Giotto and His Publics

Three Paradigms of Patronage

Julian Gardner

ISBN 9780674050808

Publication date: 05/01/2011

This probing analysis of three works by Giotto and the patrons who commissioned them goes far beyond the clichés of Giotto as the founding figure of Western painting. It traces the interactions between Franciscan friars and powerful bankers, illuminating the complex interplay between mercantile wealth and the iconography of poverty.

Political strife and religious faction lacerated fourteenth-century Italy. Giotto’s commissions are best understood against the background of this social turmoil. They reflected the demands of his patrons, the requirements of the Franciscan Order, and the restlessly inventive genius of the painter. Julian Gardner examines this important period of Giotto’s path-breaking career through works originally created for Franciscan churches: Stigmatization of Saint Francis from San Francesco at Pisa, now in the Louvre, the Bardi Chapel cycle of the Life of St. Francis in Santa Croce at Florence, and the frescoes of the crossing vault above the tomb of Saint Francis in the Lower Church of San Francesco at Assisi.
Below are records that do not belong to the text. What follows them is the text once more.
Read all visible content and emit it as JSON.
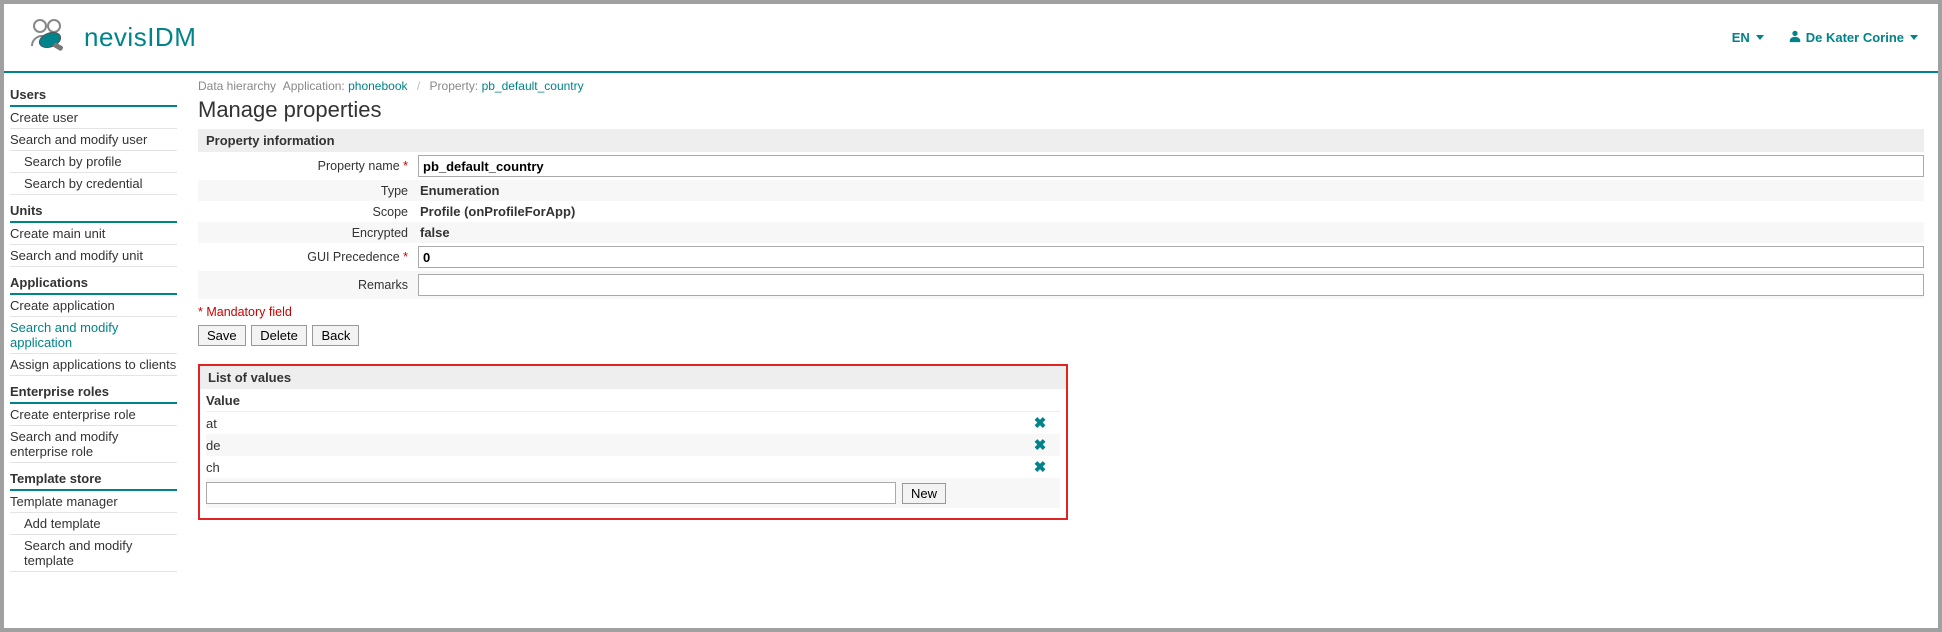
{
  "header": {
    "app_name": "nevisIDM",
    "language": "EN",
    "user_name": "De Kater Corine"
  },
  "sidebar": {
    "groups": [
      {
        "heading": "Users",
        "items": [
          {
            "label": "Create user",
            "sub": false,
            "active": false
          },
          {
            "label": "Search and modify user",
            "sub": false,
            "active": false
          },
          {
            "label": "Search by profile",
            "sub": true,
            "active": false
          },
          {
            "label": "Search by credential",
            "sub": true,
            "active": false
          }
        ]
      },
      {
        "heading": "Units",
        "items": [
          {
            "label": "Create main unit",
            "sub": false,
            "active": false
          },
          {
            "label": "Search and modify unit",
            "sub": false,
            "active": false
          }
        ]
      },
      {
        "heading": "Applications",
        "items": [
          {
            "label": "Create application",
            "sub": false,
            "active": false
          },
          {
            "label": "Search and modify application",
            "sub": false,
            "active": true
          },
          {
            "label": "Assign applications to clients",
            "sub": false,
            "active": false
          }
        ]
      },
      {
        "heading": "Enterprise roles",
        "items": [
          {
            "label": "Create enterprise role",
            "sub": false,
            "active": false
          },
          {
            "label": "Search and modify enterprise role",
            "sub": false,
            "active": false
          }
        ]
      },
      {
        "heading": "Template store",
        "items": [
          {
            "label": "Template manager",
            "sub": false,
            "active": false
          },
          {
            "label": "Add template",
            "sub": true,
            "active": false
          },
          {
            "label": "Search and modify template",
            "sub": true,
            "active": false
          }
        ]
      }
    ]
  },
  "breadcrumb": {
    "root": "Data hierarchy",
    "app_label": "Application:",
    "app_link": "phonebook",
    "prop_label": "Property:",
    "prop_link": "pb_default_country"
  },
  "page_title": "Manage properties",
  "form": {
    "section_title": "Property information",
    "labels": {
      "property_name": "Property name",
      "type": "Type",
      "scope": "Scope",
      "encrypted": "Encrypted",
      "gui_precedence": "GUI Precedence",
      "remarks": "Remarks"
    },
    "values": {
      "property_name": "pb_default_country",
      "type": "Enumeration",
      "scope": "Profile (onProfileForApp)",
      "encrypted": "false",
      "gui_precedence": "0",
      "remarks": ""
    },
    "mandatory_note": "* Mandatory field"
  },
  "buttons": {
    "save": "Save",
    "delete": "Delete",
    "back": "Back",
    "new": "New"
  },
  "values_list": {
    "heading": "List of values",
    "col_header": "Value",
    "rows": [
      "at",
      "de",
      "ch"
    ],
    "new_value": ""
  }
}
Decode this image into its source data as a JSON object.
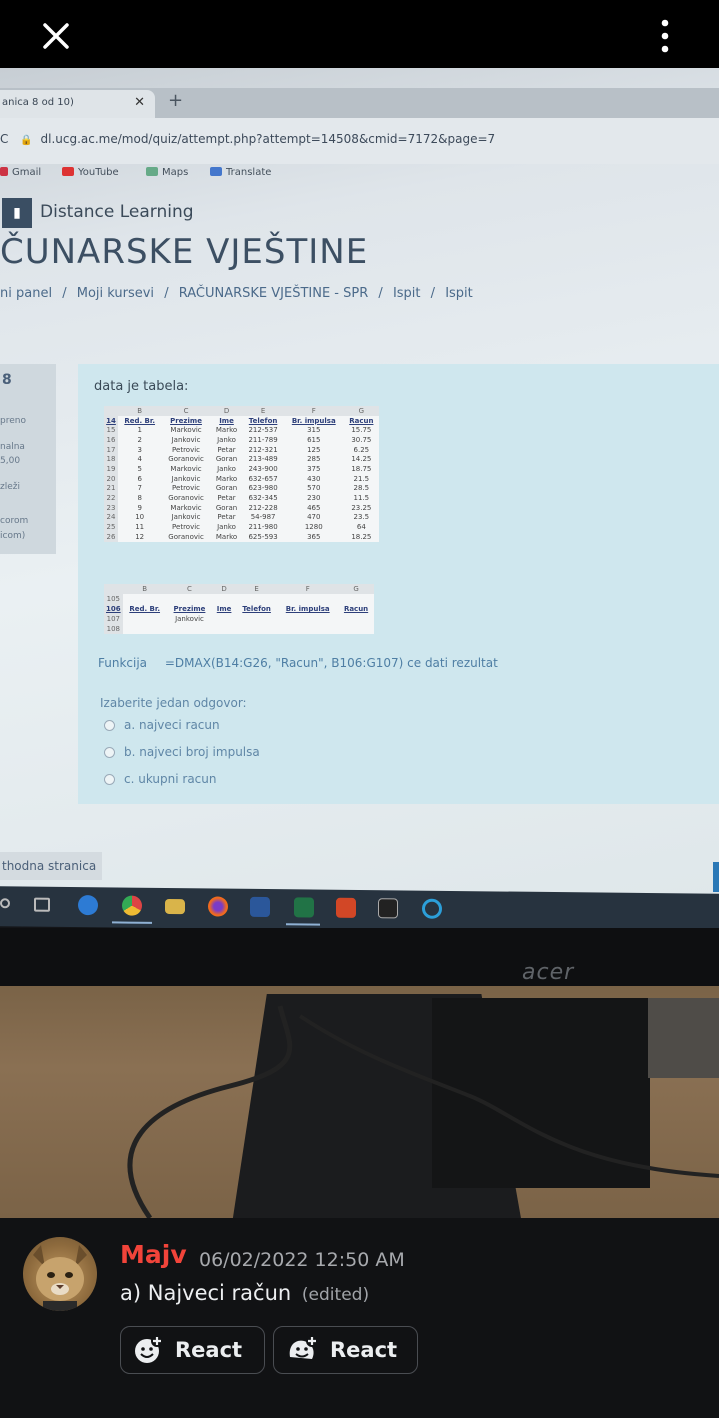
{
  "topbar": {
    "close_icon": "close-icon",
    "more_icon": "more-vertical-icon"
  },
  "browser": {
    "tab_title": "anica 8 od 10)",
    "url": "dl.ucg.ac.me/mod/quiz/attempt.php?attempt=14508&cmid=7172&page=7",
    "bookmarks": [
      "Gmail",
      "YouTube",
      "Maps",
      "Translate"
    ]
  },
  "site": {
    "name": "Distance Learning",
    "course_title": "ČUNARSKE VJEŠTINE",
    "breadcrumb": [
      "ni panel",
      "/",
      "Moji kursevi",
      "/",
      "RAČUNARSKE VJEŠTINE - SPR",
      "/",
      "Ispit",
      "/",
      "Ispit"
    ]
  },
  "left_panel": {
    "number": "8",
    "lines": [
      "preno",
      "nalna",
      "5,00",
      "zleži",
      "corom",
      "icom)"
    ]
  },
  "question": {
    "intro": "data je tabela:",
    "table": {
      "col_letters": [
        "B",
        "C",
        "D",
        "E",
        "F",
        "G"
      ],
      "header_row": "14",
      "headers": [
        "Red. Br.",
        "Prezime",
        "Ime",
        "Telefon",
        "Br. impulsa",
        "Racun"
      ],
      "rows": [
        [
          "15",
          "1",
          "Markovic",
          "Marko",
          "212-537",
          "315",
          "15.75"
        ],
        [
          "16",
          "2",
          "Jankovic",
          "Janko",
          "211-789",
          "615",
          "30.75"
        ],
        [
          "17",
          "3",
          "Petrovic",
          "Petar",
          "212-321",
          "125",
          "6.25"
        ],
        [
          "18",
          "4",
          "Goranovic",
          "Goran",
          "213-489",
          "285",
          "14.25"
        ],
        [
          "19",
          "5",
          "Markovic",
          "Janko",
          "243-900",
          "375",
          "18.75"
        ],
        [
          "20",
          "6",
          "Jankovic",
          "Marko",
          "632-657",
          "430",
          "21.5"
        ],
        [
          "21",
          "7",
          "Petrovic",
          "Goran",
          "623-980",
          "570",
          "28.5"
        ],
        [
          "22",
          "8",
          "Goranovic",
          "Petar",
          "632-345",
          "230",
          "11.5"
        ],
        [
          "23",
          "9",
          "Markovic",
          "Goran",
          "212-228",
          "465",
          "23.25"
        ],
        [
          "24",
          "10",
          "Jankovic",
          "Petar",
          "54-987",
          "470",
          "23.5"
        ],
        [
          "25",
          "11",
          "Petrovic",
          "Janko",
          "211-980",
          "1280",
          "64"
        ],
        [
          "26",
          "12",
          "Goranovic",
          "Marko",
          "625-593",
          "365",
          "18.25"
        ]
      ]
    },
    "criteria_table": {
      "col_letters": [
        "B",
        "C",
        "D",
        "E",
        "F",
        "G"
      ],
      "rows_nums": [
        "105",
        "106",
        "107",
        "108"
      ],
      "headers": [
        "Red. Br.",
        "Prezime",
        "Ime",
        "Telefon",
        "Br. impulsa",
        "Racun"
      ],
      "value": "Jankovic"
    },
    "function_label": "Funkcija",
    "function_text": "=DMAX(B14:G26, \"Racun\", B106:G107) ce dati rezultat",
    "choose_label": "Izaberite jedan odgovor:",
    "options": [
      "a. najveci racun",
      "b. najveci broj impulsa",
      "c. ukupni racun"
    ]
  },
  "nav": {
    "prev_page": "thodna stranica"
  },
  "monitor_brand": "acer",
  "message": {
    "author": "Majv",
    "timestamp": "06/02/2022 12:50 AM",
    "text": "a) Najveci račun",
    "edited": "(edited)",
    "react_label_1": "React",
    "react_label_2": "React"
  },
  "colors": {
    "author": "#f2443a",
    "background": "#111214",
    "accent": "#2a78b6"
  }
}
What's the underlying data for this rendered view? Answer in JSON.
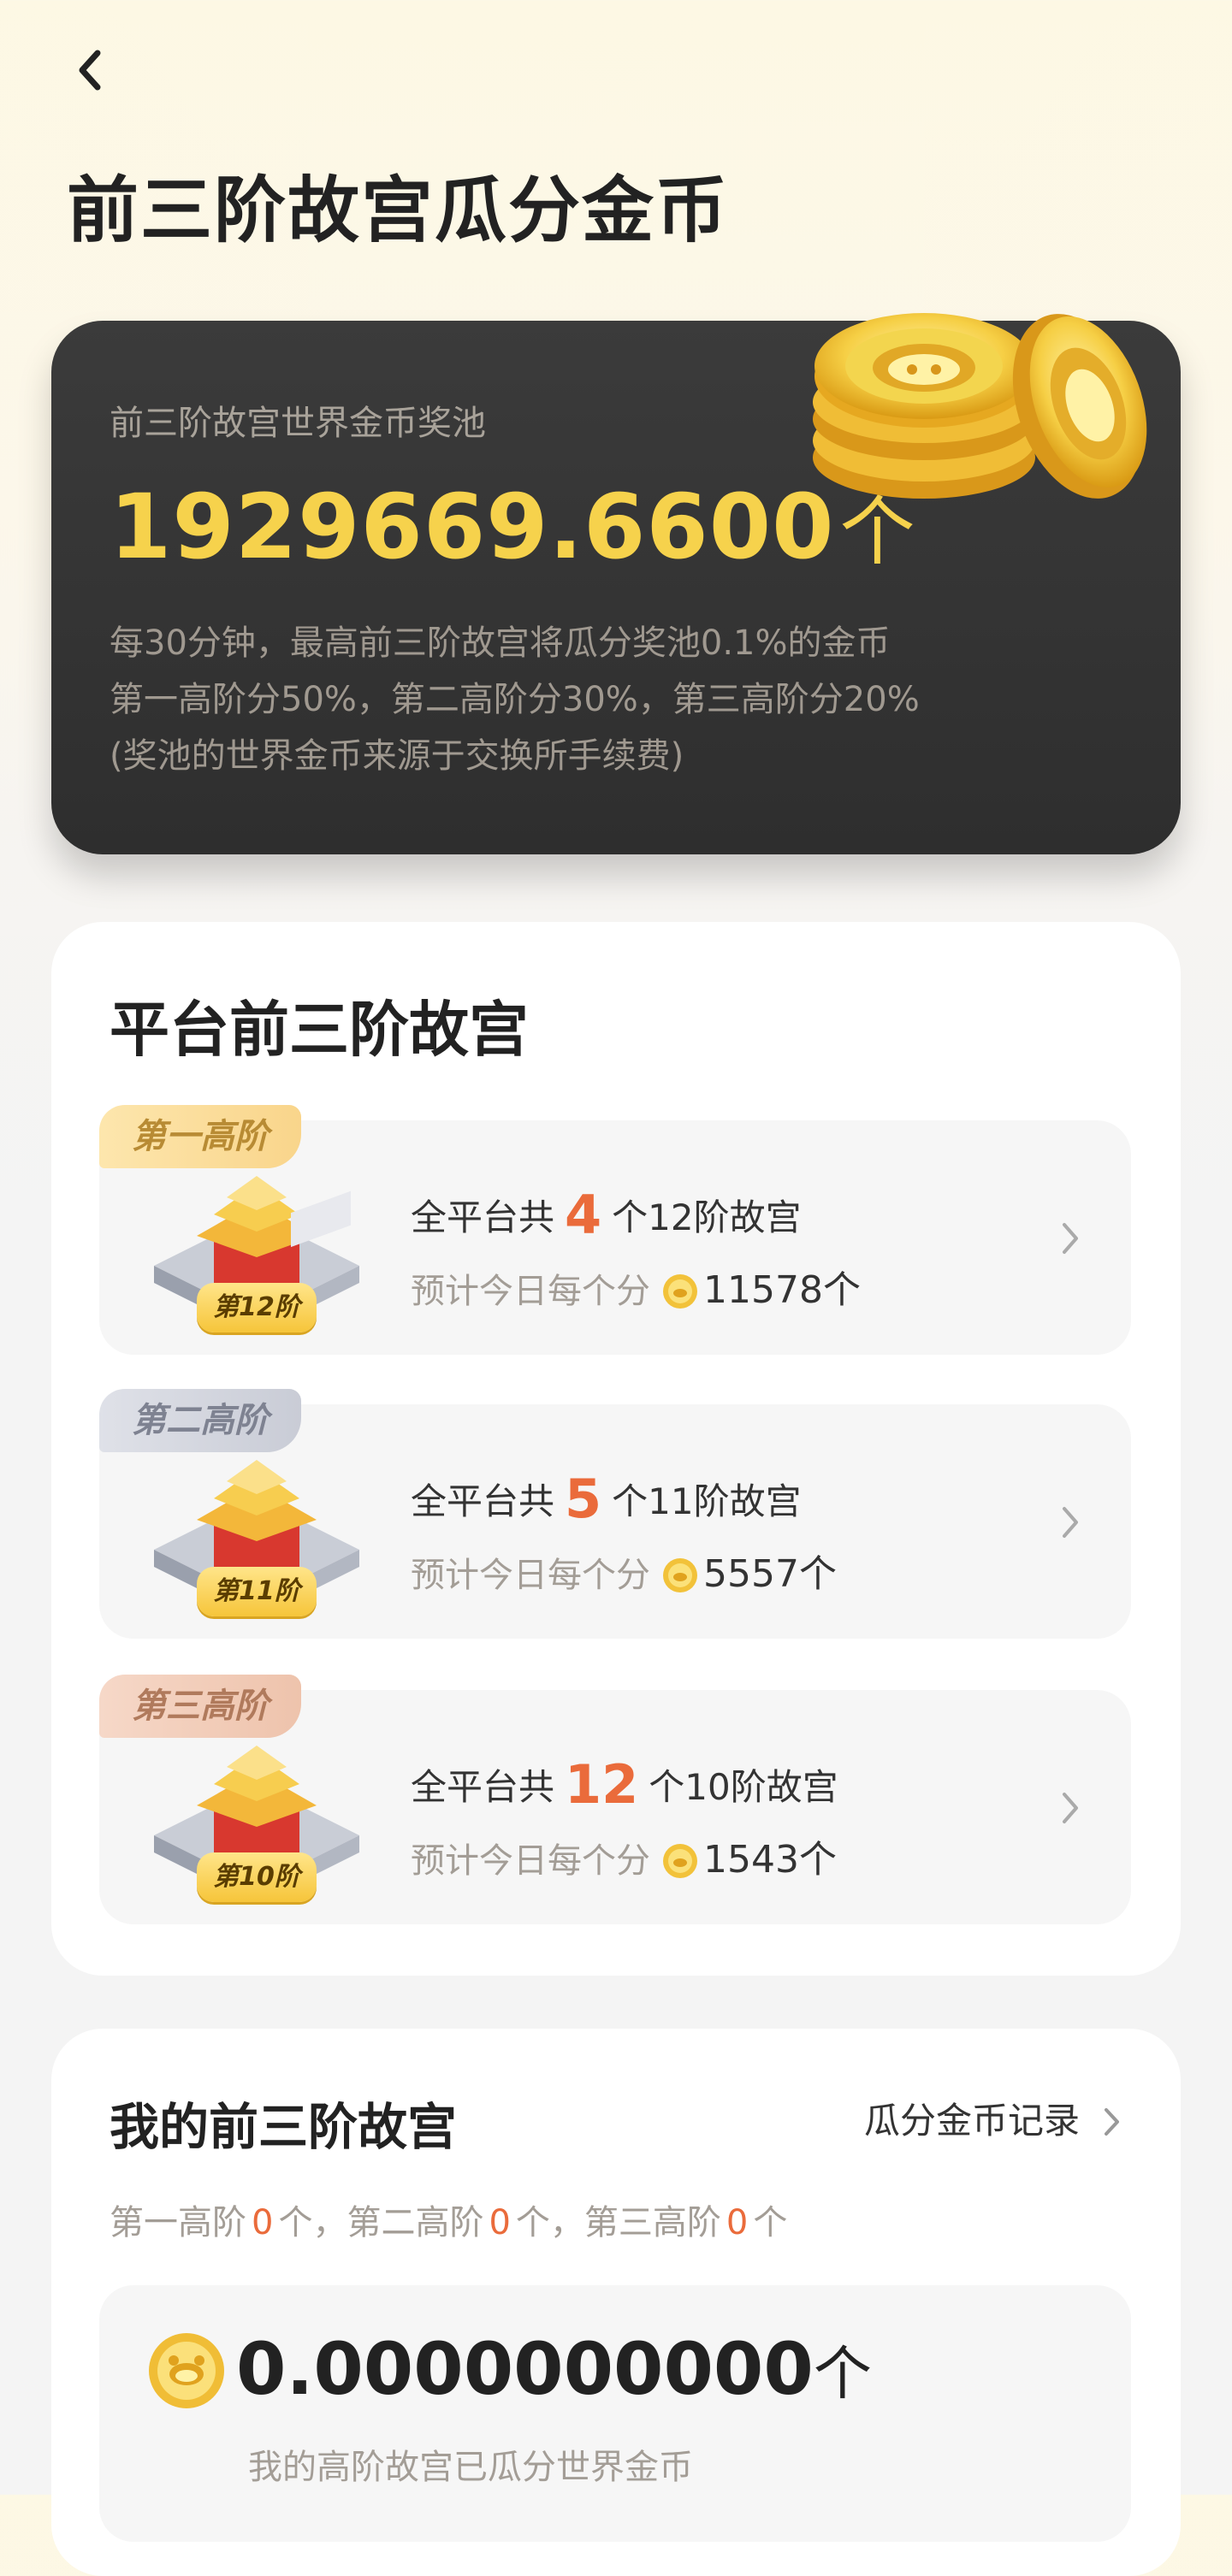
{
  "header": {
    "back_icon": "chevron-left-icon",
    "title": "前三阶故宫瓜分金币"
  },
  "pool": {
    "label": "前三阶故宫世界金币奖池",
    "amount": "1929669.6600",
    "unit": "个",
    "desc_lines": [
      "每30分钟，最高前三阶故宫将瓜分奖池0.1%的金币",
      "第一高阶分50%，第二高阶分30%，第三高阶分20%",
      "(奖池的世界金币来源于交换所手续费)"
    ],
    "accent_color": "#f6d24c"
  },
  "platform": {
    "title": "平台前三阶故宫",
    "tiers": [
      {
        "tag": "第一高阶",
        "level": "第12阶",
        "prefix": "全平台共",
        "count": "4",
        "suffix": "个12阶故宫",
        "share_label": "预计今日每个分",
        "share_value": "11578个"
      },
      {
        "tag": "第二高阶",
        "level": "第11阶",
        "prefix": "全平台共",
        "count": "5",
        "suffix": "个11阶故宫",
        "share_label": "预计今日每个分",
        "share_value": "5557个"
      },
      {
        "tag": "第三高阶",
        "level": "第10阶",
        "prefix": "全平台共",
        "count": "12",
        "suffix": "个10阶故宫",
        "share_label": "预计今日每个分",
        "share_value": "1543个"
      }
    ]
  },
  "mine": {
    "title": "我的前三阶故宫",
    "record_link": "瓜分金币记录",
    "summary": {
      "t1_label": "第一高阶",
      "t1_count": "0",
      "t1_unit": "个，",
      "t2_label": "第二高阶",
      "t2_count": "0",
      "t2_unit": "个，",
      "t3_label": "第三高阶",
      "t3_count": "0",
      "t3_unit": "个"
    },
    "amount": "0.0000000000",
    "unit": "个",
    "caption": "我的高阶故宫已瓜分世界金币"
  }
}
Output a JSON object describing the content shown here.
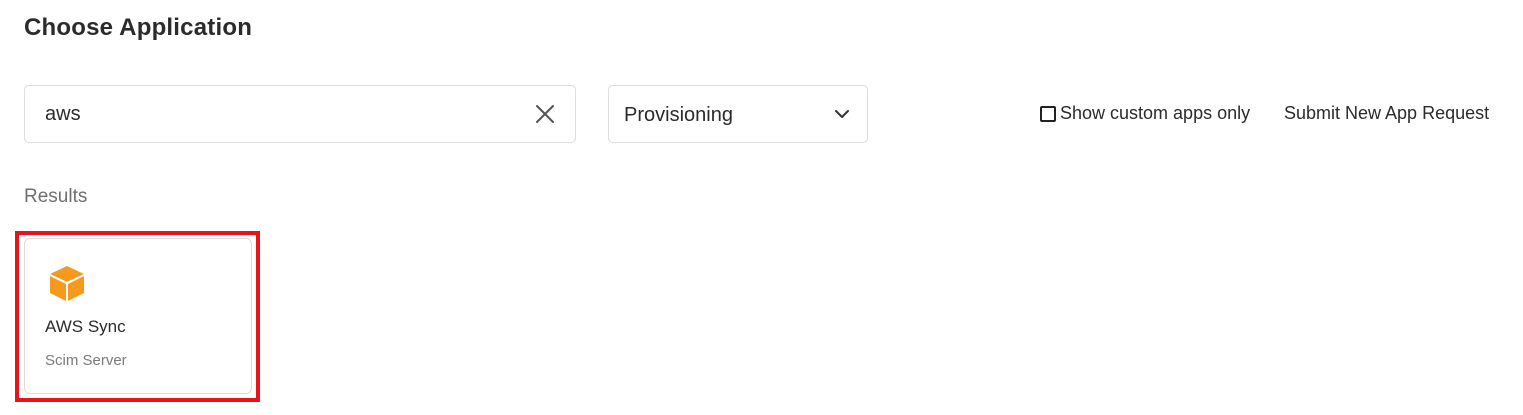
{
  "header": {
    "title": "Choose Application"
  },
  "search": {
    "value": "aws",
    "clear_icon": "close-icon"
  },
  "filter": {
    "selected": "Provisioning",
    "icon": "chevron-down-icon"
  },
  "options": {
    "custom_apps_label": "Show custom apps only",
    "custom_apps_checked": false,
    "submit_request_label": "Submit New App Request"
  },
  "results": {
    "label": "Results",
    "items": [
      {
        "name": "AWS Sync",
        "type": "Scim Server",
        "icon": "aws-cube-icon",
        "icon_color": "#f7991c",
        "highlighted": true
      }
    ]
  },
  "colors": {
    "highlight": "#e8141b",
    "border": "#dcdcdc",
    "muted_text": "#6f6f6f"
  }
}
These murals were executed during a twenty-year period when internal tensions divided the friars themselves and when the Order was confronted by a radical change of papal policy toward its defining vow of poverty. The Order had amassed great wealth and built ostentatious churches, alienating many Franciscans in the process and incurring the hostility of other Orders. Many elements in Giotto’s frescoes, including references to St. Peter, Florentine politics, and church architecture, were included to satisfy patrons, redefine the figure of Francis, and celebrate the dominant group within the Franciscan brotherhood.


  • One of Julian Gardner’s most significant contributions to the study of late medieval Italian art has been to move the focus of discussion away from style and attribution to context and patronage, and readers expecting such a treatment of Giotto will not be disappointed… It examines the reciprocal relationship between painter and patron, and how the ingenuity of the former satisfied the intellectual, religious and social needs of the latter… It represents a sort of summa, building on the author’s research over some forty years, each word chosen carefully for maximum impact, and each sentence concise yet pregnant with meaning. The text is accompanied by an exceptionally rich scholarly apparatus.

    —John Osborne, Burlington Magazine


  • Julian Gardner is Emeritus Professor of the History of Art at the University of Warwick.

Book Details

  • 256 pages
  • 5-1/4 x 8 inches
  • Harvard University Press